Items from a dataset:
§ §
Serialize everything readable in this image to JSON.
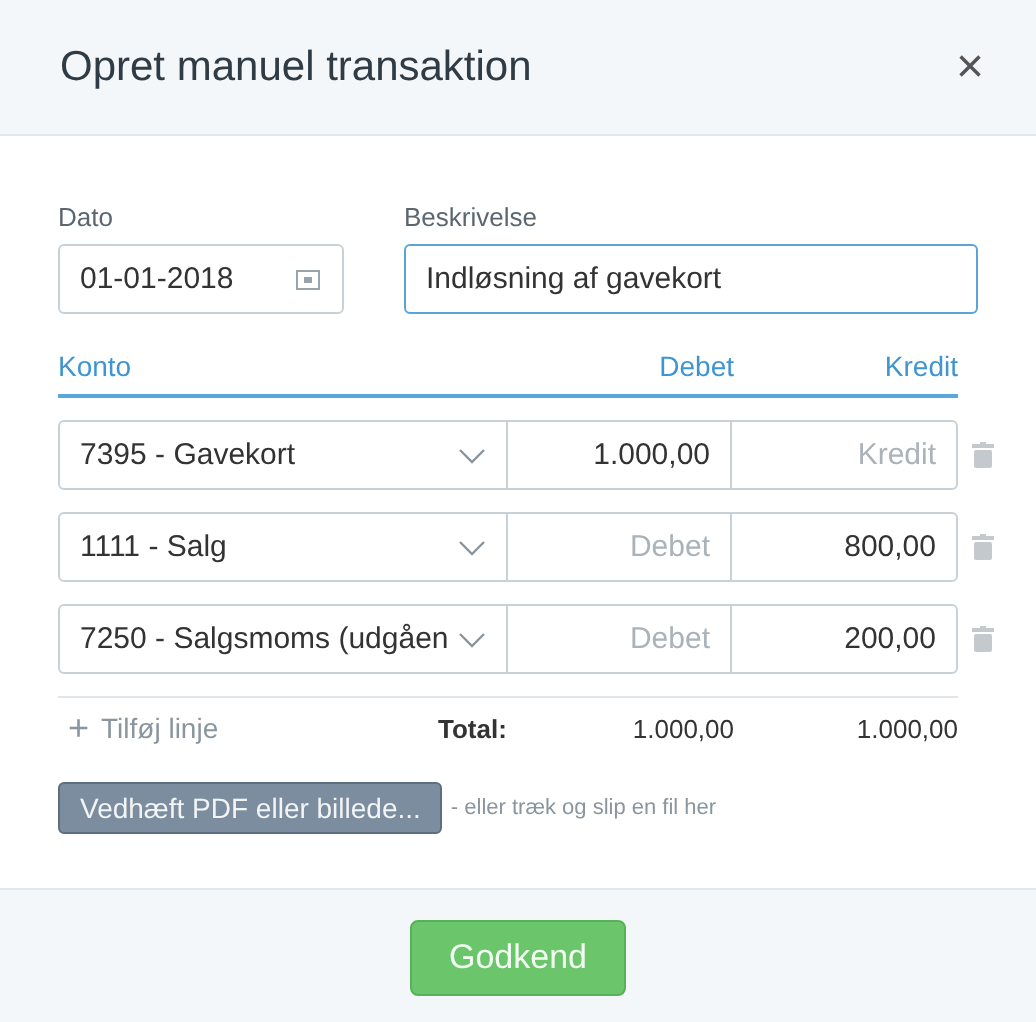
{
  "window": {
    "title": "Opret manuel transaktion",
    "close": "×"
  },
  "date": {
    "label": "Dato",
    "value": "01-01-2018"
  },
  "description": {
    "label": "Beskrivelse",
    "value": "Indløsning af gavekort",
    "focused": true
  },
  "columns": [
    "Konto",
    "Debet",
    "Kredit"
  ],
  "lines": [
    {
      "account": "7395 - Gavekort",
      "debit": {
        "value": "1.000,00"
      },
      "credit": {
        "placeholder": "Kredit"
      }
    },
    {
      "account": "1111 - Salg",
      "debit": {
        "placeholder": "Debet"
      },
      "credit": {
        "value": "800,00"
      }
    },
    {
      "account": "7250 - Salgsmoms (udgåen",
      "debit": {
        "placeholder": "Debet"
      },
      "credit": {
        "value": "200,00"
      }
    }
  ],
  "add_line": {
    "icon": "+",
    "label": "Tilføj linje"
  },
  "totals": {
    "label": "Total:",
    "debit": "1.000,00",
    "credit": "1.000,00"
  },
  "attach": {
    "button": "Vedhæft PDF eller billede...",
    "hint": "- eller træk og slip en fil her"
  },
  "submit": "Godkend"
}
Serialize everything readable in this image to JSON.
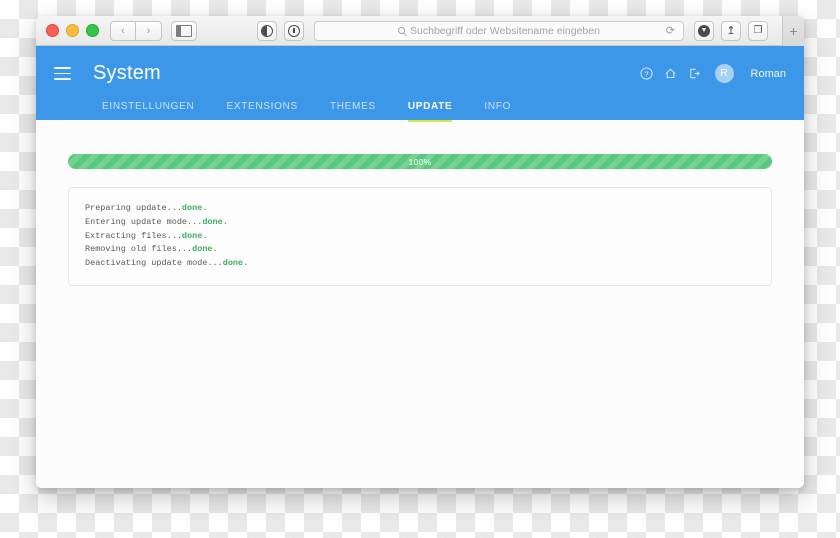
{
  "browser": {
    "traffic_lights": [
      "close",
      "minimize",
      "zoom"
    ],
    "back_label": "‹",
    "forward_label": "›",
    "sidebar_icon": "sidebar-icon",
    "reader_icon": "reader-toggle-icon",
    "info_icon": "info-circle-icon",
    "address": {
      "placeholder": "Suchbegriff oder Websitename eingeben",
      "value": "",
      "reload_label": "⟳"
    },
    "downloads_icon": "downloads-icon",
    "share_label": "↥",
    "tabs_label": "❐",
    "new_tab_label": "+"
  },
  "app": {
    "title": "System",
    "menu_icon": "hamburger-menu-icon",
    "header_color": "#3d97e8",
    "actions": [
      {
        "name": "help-icon",
        "glyph": "?"
      },
      {
        "name": "home-icon",
        "glyph": "⌂"
      },
      {
        "name": "logout-icon",
        "glyph": "↪"
      }
    ],
    "user": {
      "initial": "R",
      "name": "Roman"
    },
    "tabs": [
      {
        "label": "EINSTELLUNGEN",
        "active": false
      },
      {
        "label": "EXTENSIONS",
        "active": false
      },
      {
        "label": "THEMES",
        "active": false
      },
      {
        "label": "UPDATE",
        "active": true
      },
      {
        "label": "INFO",
        "active": false
      }
    ],
    "active_tab_underline_color": "#d7e63c"
  },
  "update": {
    "progress": {
      "percent_label": "100%",
      "value": 100,
      "color": "#57c87c"
    },
    "log": [
      {
        "text": "Preparing update...",
        "status": "done."
      },
      {
        "text": "Entering update mode...",
        "status": "done."
      },
      {
        "text": "Extracting files...",
        "status": "done."
      },
      {
        "text": "Removing old files...",
        "status": "done."
      },
      {
        "text": "Deactivating update mode...",
        "status": "done."
      }
    ],
    "log_status_color": "#3fae5f"
  }
}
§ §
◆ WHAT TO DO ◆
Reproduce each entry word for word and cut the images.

◆ RESPONSE AREA ◆
Serialize everything readable in this image to JSON.
{
  "window": {
    "title": "Opret manuel transaktion",
    "close": "×"
  },
  "date": {
    "label": "Dato",
    "value": "01-01-2018"
  },
  "description": {
    "label": "Beskrivelse",
    "value": "Indløsning af gavekort",
    "focused": true
  },
  "columns": [
    "Konto",
    "Debet",
    "Kredit"
  ],
  "lines": [
    {
      "account": "7395 - Gavekort",
      "debit": {
        "value": "1.000,00"
      },
      "credit": {
        "placeholder": "Kredit"
      }
    },
    {
      "account": "1111 - Salg",
      "debit": {
        "placeholder": "Debet"
      },
      "credit": {
        "value": "800,00"
      }
    },
    {
      "account": "7250 - Salgsmoms (udgåen",
      "debit": {
        "placeholder": "Debet"
      },
      "credit": {
        "value": "200,00"
      }
    }
  ],
  "add_line": {
    "icon": "+",
    "label": "Tilføj linje"
  },
  "totals": {
    "label": "Total:",
    "debit": "1.000,00",
    "credit": "1.000,00"
  },
  "attach": {
    "button": "Vedhæft PDF eller billede...",
    "hint": "- eller træk og slip en fil her"
  },
  "submit": "Godkend"
}
Serialize everything readable in this image to JSON.
{
  "browser": {
    "traffic_lights": [
      "close",
      "minimize",
      "zoom"
    ],
    "back_label": "‹",
    "forward_label": "›",
    "sidebar_icon": "sidebar-icon",
    "reader_icon": "reader-toggle-icon",
    "info_icon": "info-circle-icon",
    "address": {
      "placeholder": "Suchbegriff oder Websitename eingeben",
      "value": "",
      "reload_label": "⟳"
    },
    "downloads_icon": "downloads-icon",
    "share_label": "↥",
    "tabs_label": "❐",
    "new_tab_label": "+"
  },
  "app": {
    "title": "System",
    "menu_icon": "hamburger-menu-icon",
    "header_color": "#3d97e8",
    "actions": [
      {
        "name": "help-icon",
        "glyph": "?"
      },
      {
        "name": "home-icon",
        "glyph": "⌂"
      },
      {
        "name": "logout-icon",
        "glyph": "↪"
      }
    ],
    "user": {
      "initial": "R",
      "name": "Roman"
    },
    "tabs": [
      {
        "label": "EINSTELLUNGEN",
        "active": false
      },
      {
        "label": "EXTENSIONS",
        "active": false
      },
      {
        "label": "THEMES",
        "active": false
      },
      {
        "label": "UPDATE",
        "active": true
      },
      {
        "label": "INFO",
        "active": false
      }
    ],
    "active_tab_underline_color": "#d7e63c"
  },
  "update": {
    "progress": {
      "percent_label": "100%",
      "value": 100,
      "color": "#57c87c"
    },
    "log": [
      {
        "text": "Preparing update...",
        "status": "done."
      },
      {
        "text": "Entering update mode...",
        "status": "done."
      },
      {
        "text": "Extracting files...",
        "status": "done."
      },
      {
        "text": "Removing old files...",
        "status": "done."
      },
      {
        "text": "Deactivating update mode...",
        "status": "done."
      }
    ],
    "log_status_color": "#3fae5f"
  }
}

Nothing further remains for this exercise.